Work instruction: Exact reproduction of all the data is required, with pictures excluded.

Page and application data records
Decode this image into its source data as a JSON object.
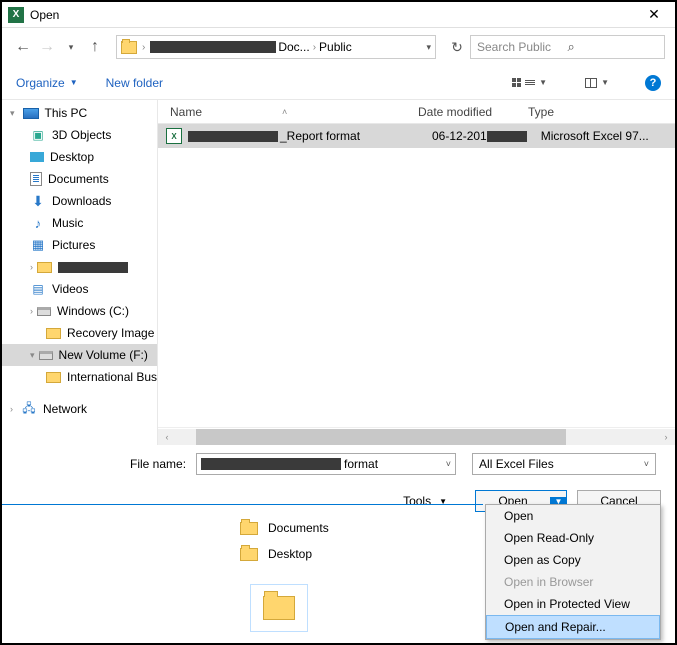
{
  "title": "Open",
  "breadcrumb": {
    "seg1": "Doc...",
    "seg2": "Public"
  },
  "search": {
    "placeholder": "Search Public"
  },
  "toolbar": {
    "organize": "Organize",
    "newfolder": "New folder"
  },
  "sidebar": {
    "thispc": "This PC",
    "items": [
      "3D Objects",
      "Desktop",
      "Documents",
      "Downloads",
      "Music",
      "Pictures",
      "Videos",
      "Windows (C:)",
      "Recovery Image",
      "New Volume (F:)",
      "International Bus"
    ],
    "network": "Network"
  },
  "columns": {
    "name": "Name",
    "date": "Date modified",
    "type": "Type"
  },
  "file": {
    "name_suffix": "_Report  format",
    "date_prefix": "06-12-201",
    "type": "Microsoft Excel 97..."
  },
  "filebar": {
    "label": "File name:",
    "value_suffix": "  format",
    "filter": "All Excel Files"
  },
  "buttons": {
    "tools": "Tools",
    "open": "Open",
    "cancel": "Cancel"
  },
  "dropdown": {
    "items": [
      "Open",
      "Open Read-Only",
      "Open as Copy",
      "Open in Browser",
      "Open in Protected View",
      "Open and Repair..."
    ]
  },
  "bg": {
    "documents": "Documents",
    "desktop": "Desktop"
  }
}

Answer to this task:
Decode this image into its source data as a JSON object.
{
  "title": "Open",
  "breadcrumb": {
    "seg1": "Doc...",
    "seg2": "Public"
  },
  "search": {
    "placeholder": "Search Public"
  },
  "toolbar": {
    "organize": "Organize",
    "newfolder": "New folder"
  },
  "sidebar": {
    "thispc": "This PC",
    "items": [
      "3D Objects",
      "Desktop",
      "Documents",
      "Downloads",
      "Music",
      "Pictures",
      "Videos",
      "Windows (C:)",
      "Recovery Image",
      "New Volume (F:)",
      "International Bus"
    ],
    "network": "Network"
  },
  "columns": {
    "name": "Name",
    "date": "Date modified",
    "type": "Type"
  },
  "file": {
    "name_suffix": "_Report  format",
    "date_prefix": "06-12-201",
    "type": "Microsoft Excel 97..."
  },
  "filebar": {
    "label": "File name:",
    "value_suffix": "  format",
    "filter": "All Excel Files"
  },
  "buttons": {
    "tools": "Tools",
    "open": "Open",
    "cancel": "Cancel"
  },
  "dropdown": {
    "items": [
      "Open",
      "Open Read-Only",
      "Open as Copy",
      "Open in Browser",
      "Open in Protected View",
      "Open and Repair..."
    ]
  },
  "bg": {
    "documents": "Documents",
    "desktop": "Desktop"
  }
}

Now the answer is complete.